The global community is committed to the eradication of malaria, a disease that currently kills in excess of 0.5 million people each year. This will require careful deployment of a range of tools including new drugs. MMV has carried out a careful analysis of the types of drugs that will be required to meet this challenge and have defined Target Product Profiles (TPPs) and associated Target Candidate Profiles (TCPs) in order to coordinate global efforts. TCP1 defines a rapidly acting molecule that can meet the needs of a TPP1 drug combination as exemplified by the artemisinins. Artemisinin resistance, and the need for a pharmacokinetic profile suitable for Single Exposure Radical Cure and Prophylaxis (SERCAP), means that we need new drugs with fast Parasite Reduction ratio’s (PRRs). Although there are molecules in development including OZ439, a synthetic ozonide, and the Pf ATP4 inhibitors, that might meet these requirements, there remains the need for alternatives and back-up molecules that can enhance the robustness of the discovery pipeline and provide options for clinical development and eventual deployment. A lack of genuine alternatives will compromise the eradication effort. Liverpool and Eisai believe that E209 has the potential to become the next generation TCP1 drug, competing with the ozonides and ATPase4 inhibitors.
Role and Responsibility of Each Partner
Eisai will provide toxicology expertise to the project and advice on safety studies related to candidate selection. Eisai’s formulation team is providing data and advice on salt screening of the lead candidate molecule and other aspects of formulation. Eisai chemists are investigating synthetic routes to allow large scale production of the lead candidate molecule.
LSTM is the designated development partner for the project as a whole. LSTM has a wealth of experience running similar programs developing anti-malarial drugs in collaboration with academic and industrial partners. In the role as designated development partner, LSTM will liaise with all partners on project activities, MMV, and the GHIT Fund.
The University of Liverpool is involved in a number of medicinal chemistry activities, working in collaboration with Eisai on scale-up chemistry, salt screening and formulation, solubility and stability of the lead candidate molecule.
Others (including references if necessary)
1. P. M. O'Neill, G. H. Posner, J. Med. Chem. 2004, 47, 2945.
2. A. M. Dondorp, F. Nosten, N. J. White, New. Engl. J. Med. 2009, 361, 1808.
3. J.N. Burrows, R.H. van Huijsduijnen, J.J. Mohrle, C. Oeuvray et al., Malaria Journal, 2013, 12, 187.
4. Amewu, R.; Stachulski, A. V.; Ward, S. A.; Berry, N. G.; Bray, P. G.; Davies, J.; Labat, G.; Vivas, L.; O’Neill, P. M. Design and synthesis of orally active dispiro 1,2,4,5-tetraoxanes; synthetic antimalarials with superior activity to artemisinin.

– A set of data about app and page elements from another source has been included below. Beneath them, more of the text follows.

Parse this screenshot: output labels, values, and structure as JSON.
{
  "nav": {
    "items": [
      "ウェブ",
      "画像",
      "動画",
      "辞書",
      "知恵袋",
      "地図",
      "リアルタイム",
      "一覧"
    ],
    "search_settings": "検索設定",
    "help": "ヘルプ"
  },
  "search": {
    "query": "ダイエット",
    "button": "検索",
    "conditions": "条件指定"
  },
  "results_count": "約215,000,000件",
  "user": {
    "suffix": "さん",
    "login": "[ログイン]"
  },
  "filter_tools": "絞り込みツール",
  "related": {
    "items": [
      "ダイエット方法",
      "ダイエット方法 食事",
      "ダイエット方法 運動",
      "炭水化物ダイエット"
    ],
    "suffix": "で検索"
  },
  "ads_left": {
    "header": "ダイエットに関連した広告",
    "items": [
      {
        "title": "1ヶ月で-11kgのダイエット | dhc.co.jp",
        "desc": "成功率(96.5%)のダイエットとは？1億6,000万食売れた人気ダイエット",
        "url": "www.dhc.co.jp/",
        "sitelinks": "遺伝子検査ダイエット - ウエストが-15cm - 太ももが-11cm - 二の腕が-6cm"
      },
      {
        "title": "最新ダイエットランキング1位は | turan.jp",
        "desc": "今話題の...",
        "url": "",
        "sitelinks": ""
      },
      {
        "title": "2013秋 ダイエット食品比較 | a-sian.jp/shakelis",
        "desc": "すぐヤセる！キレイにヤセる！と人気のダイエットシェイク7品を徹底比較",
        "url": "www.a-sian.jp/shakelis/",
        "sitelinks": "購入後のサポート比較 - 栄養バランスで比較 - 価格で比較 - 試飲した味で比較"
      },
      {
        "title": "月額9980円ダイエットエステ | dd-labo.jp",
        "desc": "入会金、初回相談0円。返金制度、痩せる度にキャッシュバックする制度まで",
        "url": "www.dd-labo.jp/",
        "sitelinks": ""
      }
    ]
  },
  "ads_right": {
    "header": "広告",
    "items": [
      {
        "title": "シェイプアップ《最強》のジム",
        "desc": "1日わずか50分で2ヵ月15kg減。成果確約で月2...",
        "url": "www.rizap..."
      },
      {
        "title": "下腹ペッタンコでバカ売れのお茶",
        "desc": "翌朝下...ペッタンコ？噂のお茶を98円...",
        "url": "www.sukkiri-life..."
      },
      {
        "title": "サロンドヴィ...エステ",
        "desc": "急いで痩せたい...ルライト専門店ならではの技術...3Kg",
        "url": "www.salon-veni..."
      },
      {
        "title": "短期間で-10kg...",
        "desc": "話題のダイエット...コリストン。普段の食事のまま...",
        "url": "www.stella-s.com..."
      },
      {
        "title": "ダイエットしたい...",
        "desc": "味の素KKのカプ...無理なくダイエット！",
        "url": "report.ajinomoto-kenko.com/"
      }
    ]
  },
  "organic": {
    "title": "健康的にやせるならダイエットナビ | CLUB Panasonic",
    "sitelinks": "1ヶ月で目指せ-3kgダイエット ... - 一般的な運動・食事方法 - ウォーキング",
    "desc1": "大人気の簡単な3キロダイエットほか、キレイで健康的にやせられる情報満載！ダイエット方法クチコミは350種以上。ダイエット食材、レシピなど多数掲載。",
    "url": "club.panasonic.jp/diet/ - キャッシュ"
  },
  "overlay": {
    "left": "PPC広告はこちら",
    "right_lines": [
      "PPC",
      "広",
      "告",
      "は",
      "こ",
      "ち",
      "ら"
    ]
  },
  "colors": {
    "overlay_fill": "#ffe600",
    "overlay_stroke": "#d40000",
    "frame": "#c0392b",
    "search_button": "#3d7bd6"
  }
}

Organic & Biomolecular Chemistry, 2006, 4, 4431-4436
5. O’Neill, P. M.; Amewu, R. K.; Nixon, G. L.; ElGarah, F. B.; Mungthin, M.; Chadwick, J.; Shone, A. E.; Vivas, L.; Lander, H.; Barton, V.; Muangnoicharoen, S.; Bray, P. G.; Davies, J.; Park, B. K.; Wittlin, S.; Brun, R.; Preschel, M.; Zhang, K. S.; Ward, S. A. Identification of a 1,2,4,5-Tetraoxane Antimalarial Drug-Development Candidate (RKA 182) with Superior Properties to the Semisynthetic Artemisinins. Angewandte Chemie-International Edition, 2010, 49, 5693-5697
6. Marti, F.; Chadwick, J.; Amewu, R. K.; Burrell-Saward, H.; Srivastava, A.; Ward, S. A.; Sharma, R.; Berry, N.; O'Neill, P. M. Second generation analogues of RKA182: synthetic tetraoxanes with outstanding in vitro and in vivo antimalarial activities. Medchemcomm., 2011, 2, 661-665
7. Richard Amewu; O'Neill, Paul Michael; Stachulski, Andrew; Ellis, Gemma; Ward, Stephen Andrew Preparation of dispiro-tetraoxane compounds for the treatment of malaria and/or cancer. 2008, WO 2008038030 A2.
8. Amewu Richard; Marti Francecs; Ward Stephen Andrew; O'Neill Paul. Preparation of dispirocyclohexanyl tetraoxanylcycloalkylphenol derivatives and analogs for use as antimalarials. 2010, WO2010109172 (A1).